So the damage escalates, from embezzling town selectman Danforth “Buster” Keeton, to slightly goofy Sherrif’s deputy Norris Ridgewick, to meek and mild Nettie Cobb, to the mad-as-hell, foam-flecked nuthousery of Wilma Jersyck, an unhinged Polish cross between Miss Trunchbull and The Red Queen, whose end is as spectacular and gruesome as it is expected. Entire subsets of the community – Baptists, Catholics, crooks, cops – are set against each other, with nobody suspecting the spider at the centre of the web, Mr Gaunt.
Two of the most interesting characters in the book are Polly Chalmers, a woman who runs a haberdashery and whose past took her away from Castle Rock to California, where death and tragedy followed, and Alan Pangborn, the Castle Rock Sheriff and King veteran, being also a main character in The Dark Half. Polly’s pain is twofold; she suffers from crippling arthritis in her hands, and it’s this pain that drives her to buy an azka, a necklace that miraculously relieves the pain from her hands. Yet the azka holds a secret that Polly has to face. But I feel that Gaunt miscalculates; Polly’s other pain – her real, deeper pain – is the one that relates to her time in California, and which might have buried her if Gaunt had sold her an item that exploited this more fundamentally damaged part of her character. But as it is, Polly’s azka relates to physical rather than soulful suffering, and so she is able to overcome the manifestation of evil that attacks her late in the novel more easily than most other characters manage.
“His power is over need, not will. Take [the azka] off, [Polly]. Break his hold on you.”
Polly is in a long-term relationship with Sheriff Alan Pangborn, who carries his own baggage with him; his wife and son died in a road traffic accident some years earlier. Unresolved questions relating to the incident continue to plague him. Nevertheless, he’s a good man who does his best to protect Castle Rock and its inhabitants, and keep the barely-there peace between the various bickering parties. More importantly, he’s the one person in Castle Rock who never falls prey to Gaunt’s tricks. This is partly because he’s something of a trickster himself; he’s an amateur magician, with a bag of shadow puppets, prestidigitation and visual gags up his sleeve. He’s frequently compared to a panther; he’s agile, lithe, and somewhat predatory. And he’s a cop, a man who’s symbolically on the side of good, order, and protection. So maybe, as a trickster on the side of good, he’s difficult for Gaunt to ensnare. Gaunt himself calls Alan a “tough sell”.

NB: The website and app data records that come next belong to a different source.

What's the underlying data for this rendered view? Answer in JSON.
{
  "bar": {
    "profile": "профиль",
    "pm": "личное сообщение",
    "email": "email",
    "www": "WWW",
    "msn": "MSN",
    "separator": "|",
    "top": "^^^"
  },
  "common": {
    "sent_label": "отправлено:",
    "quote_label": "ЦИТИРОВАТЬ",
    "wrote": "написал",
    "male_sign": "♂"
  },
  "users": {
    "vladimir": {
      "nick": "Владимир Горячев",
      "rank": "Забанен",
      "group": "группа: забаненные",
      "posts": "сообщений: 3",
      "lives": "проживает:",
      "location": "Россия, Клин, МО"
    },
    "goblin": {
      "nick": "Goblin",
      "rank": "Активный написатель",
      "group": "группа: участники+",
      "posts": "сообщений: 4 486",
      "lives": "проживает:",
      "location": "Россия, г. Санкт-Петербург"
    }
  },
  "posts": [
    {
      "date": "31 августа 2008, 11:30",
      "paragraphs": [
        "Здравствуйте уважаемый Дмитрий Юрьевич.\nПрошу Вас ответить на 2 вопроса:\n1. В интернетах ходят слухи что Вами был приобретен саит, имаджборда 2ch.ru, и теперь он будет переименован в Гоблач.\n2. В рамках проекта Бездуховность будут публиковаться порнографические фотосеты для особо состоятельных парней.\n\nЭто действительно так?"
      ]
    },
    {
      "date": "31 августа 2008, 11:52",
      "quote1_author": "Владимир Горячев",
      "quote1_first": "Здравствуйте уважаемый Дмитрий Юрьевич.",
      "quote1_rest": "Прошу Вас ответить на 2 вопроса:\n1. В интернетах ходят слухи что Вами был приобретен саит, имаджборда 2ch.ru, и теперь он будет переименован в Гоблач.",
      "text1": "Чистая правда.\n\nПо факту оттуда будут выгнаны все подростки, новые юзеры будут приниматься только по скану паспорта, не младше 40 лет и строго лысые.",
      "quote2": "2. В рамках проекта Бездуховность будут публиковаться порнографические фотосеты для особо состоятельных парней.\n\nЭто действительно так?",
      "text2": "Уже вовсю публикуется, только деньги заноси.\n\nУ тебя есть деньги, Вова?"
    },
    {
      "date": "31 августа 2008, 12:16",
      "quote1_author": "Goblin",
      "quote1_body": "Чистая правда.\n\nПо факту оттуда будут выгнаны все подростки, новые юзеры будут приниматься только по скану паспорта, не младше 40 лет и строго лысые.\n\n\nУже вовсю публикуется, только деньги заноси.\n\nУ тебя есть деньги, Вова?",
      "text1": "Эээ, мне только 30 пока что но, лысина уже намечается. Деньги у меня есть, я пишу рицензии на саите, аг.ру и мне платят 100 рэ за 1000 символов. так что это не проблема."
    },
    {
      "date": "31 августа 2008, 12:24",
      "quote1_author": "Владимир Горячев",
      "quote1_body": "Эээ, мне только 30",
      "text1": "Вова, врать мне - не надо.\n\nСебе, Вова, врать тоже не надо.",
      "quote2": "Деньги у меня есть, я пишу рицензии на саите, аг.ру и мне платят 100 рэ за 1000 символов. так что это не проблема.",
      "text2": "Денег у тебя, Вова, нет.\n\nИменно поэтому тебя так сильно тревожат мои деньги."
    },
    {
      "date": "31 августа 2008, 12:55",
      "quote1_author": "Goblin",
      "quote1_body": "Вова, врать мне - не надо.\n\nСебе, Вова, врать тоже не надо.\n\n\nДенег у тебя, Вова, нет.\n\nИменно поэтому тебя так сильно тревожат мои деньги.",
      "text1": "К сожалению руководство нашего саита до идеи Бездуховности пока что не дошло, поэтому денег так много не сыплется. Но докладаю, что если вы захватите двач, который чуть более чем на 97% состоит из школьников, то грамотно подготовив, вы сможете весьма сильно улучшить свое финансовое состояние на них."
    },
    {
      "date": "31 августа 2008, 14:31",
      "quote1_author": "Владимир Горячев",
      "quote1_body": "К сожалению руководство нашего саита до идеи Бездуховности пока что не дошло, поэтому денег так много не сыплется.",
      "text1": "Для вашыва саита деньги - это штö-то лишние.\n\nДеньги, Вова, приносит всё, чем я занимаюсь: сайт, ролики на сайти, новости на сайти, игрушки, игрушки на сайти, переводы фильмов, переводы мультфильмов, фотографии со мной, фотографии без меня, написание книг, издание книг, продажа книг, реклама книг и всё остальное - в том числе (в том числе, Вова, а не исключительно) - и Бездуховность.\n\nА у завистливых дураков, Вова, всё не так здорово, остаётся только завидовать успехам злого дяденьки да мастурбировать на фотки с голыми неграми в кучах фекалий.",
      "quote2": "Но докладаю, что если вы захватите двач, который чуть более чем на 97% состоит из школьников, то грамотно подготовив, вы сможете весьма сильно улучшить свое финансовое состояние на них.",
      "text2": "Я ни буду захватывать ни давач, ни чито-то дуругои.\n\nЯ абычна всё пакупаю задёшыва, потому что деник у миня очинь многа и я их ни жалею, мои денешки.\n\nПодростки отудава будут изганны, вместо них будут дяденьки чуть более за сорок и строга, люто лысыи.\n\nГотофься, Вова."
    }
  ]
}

But there’s more to it than that, and ultimately where the final word on NF can be found. Alan, being a cop, has responsibility baked into his character; he’s the only character who does take responsibility for things in his town; everybody else just shuts down their conscience and does their deal with the Devil. Alan (and, eventually, Polly) are the only people who are able to voluntarily face Gaunt and drive him away. Maybe that’s the lesson; that if we take responsibility for the things that cause us pain, or lead us away from where we feel we ought to be, then we can to a greater or lesser extent inoculate ourselves to the temptations of the destructive and malevolent. I feel the majority of people in NF know they’re bartering with the Devil. But as soon as you enter into that transaction, it’s very hard to walk away as the one who got the better deal. Instead they think that the bargain they’re getting is too good to be true, which it of course it is. Yet in the end they think, “to hell with it” and go through with it.
And “to hell” is exactly what happens.